Tea should always be brewed to its optimum strength, so to extract the full complexity and character, generally, that’s freshly boiled water steeping 3-5 minutes for black tea (3 for smaller grade leaf and up to 5 for larger leaves) or 80C for 2-3 minutes for green tea. The strength of the tea itself has more of an impact on its mouth-feel and its weight and structure because the longer you steep, the more tannin-like structure comes through … which for many kinds of cheese is ideal. Don’t overdo it, a little astringency is good but bitterness ruins it.
JON'S PERFECT PAIRINGS
Mid-elevation black tea like our Meda Watte matches a traditional stilton beautifully. The tea is full-bodied yet elegant and velvety on the palate, in the style of a syrah. It’s one of the few teas that can cope with salty blue cheeses, becoming like licorice together. The fondant structure of the cheese melts wonderfully with the tea. For creamier blue cheeses, a large-leaf lapsang souchong is great because it’s very soft in terms of tannins but the gentle smokiness is intoxicating with the flavour of the cheese.
Camembert and Brie
A high elevation tea like our Nuwara Eliya Pekoe from Sri Lanka or an Indian darjeeling can produce a lovely rich experience with a nice soft brie. Likewise our Ceylon Young Hyson Green Tea with its brisk herbal notes can really enhance a less-creamy brie. Camembert pairs well with the fruity muscatel notes in second flush darjeeling or the dried fruit character in our low-grown but large leaf Galle OP1 (Orange Pekoe) black tea.
Cheese like cheddar and parmesan are less fatty but often contain fruity and nutty notes so pairings based on flavour work nicely. Try a Chinese Keemun with cheddar, known for a Burgundy quality and slightly-fruity-with-softer-tannin structure, or a sweet and floral oolong like Tie Guan Yin.
A buttery cheese like smoked havarti goes great with our Single Estate Oolong which is light with toasted nutty notes. Salty cheesesFeta is a tough one because it can be both salty and a little sharp and tangy. The best way would be to avoid a more bitter style of tea and go for something with soft umami character like Japanese sencha or a hojicha. I wouldn’t usually suggest flavoured teas but Earl Grey, with its delicate bergamot orange flavour, is worth a try. It can be a fairly strong tea so fully brew it, but dilute afterwards for a lighter cup to match.
Our Ceylon Silver Tips is a super-premium tea and too delicate and subtle to pair with most cheeses. However, it can pair beautifully with a fresh ricotta — try drizzling just a little honey over the ricotta too. Likewise, try white tea with fresh mozzarella.
Smelly or washed-rind cheeses
A classic English Breakfast tea, with its rounded balance between earthy fresh and coppery warm, will stand up to most pungent washed-rind cheeses.

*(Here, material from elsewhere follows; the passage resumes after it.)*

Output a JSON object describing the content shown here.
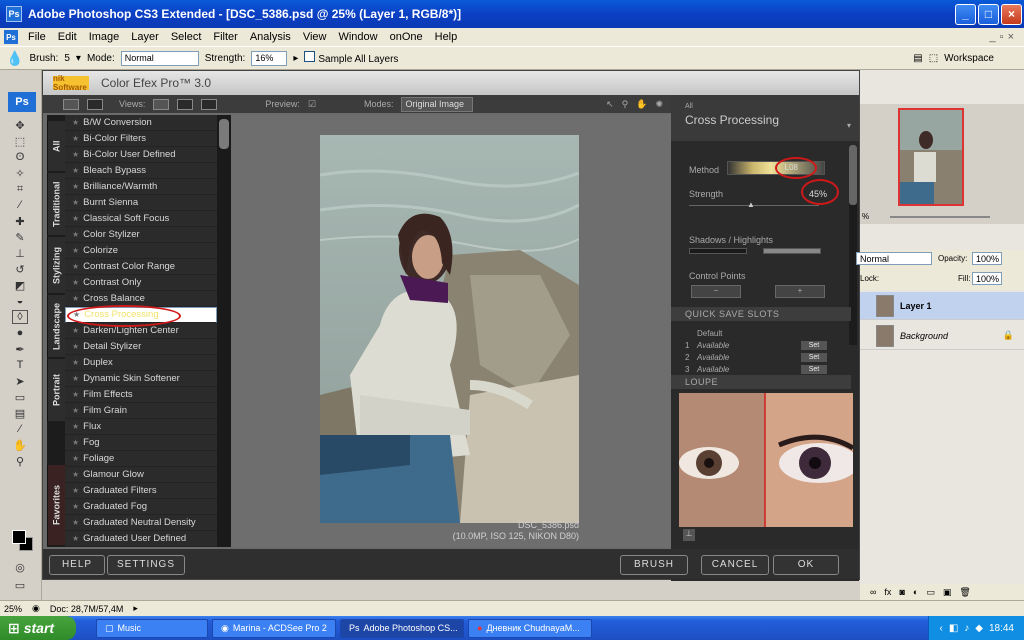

The vegetal character and rounded umami sweetness of Japanese Sencha balance the tangy notes in a younger style goat’s cheese. Alternatively, try a chamomile herbal infusion.
Many of the premium loose leaf teas suggested by Dilmah can be found online at their local online store.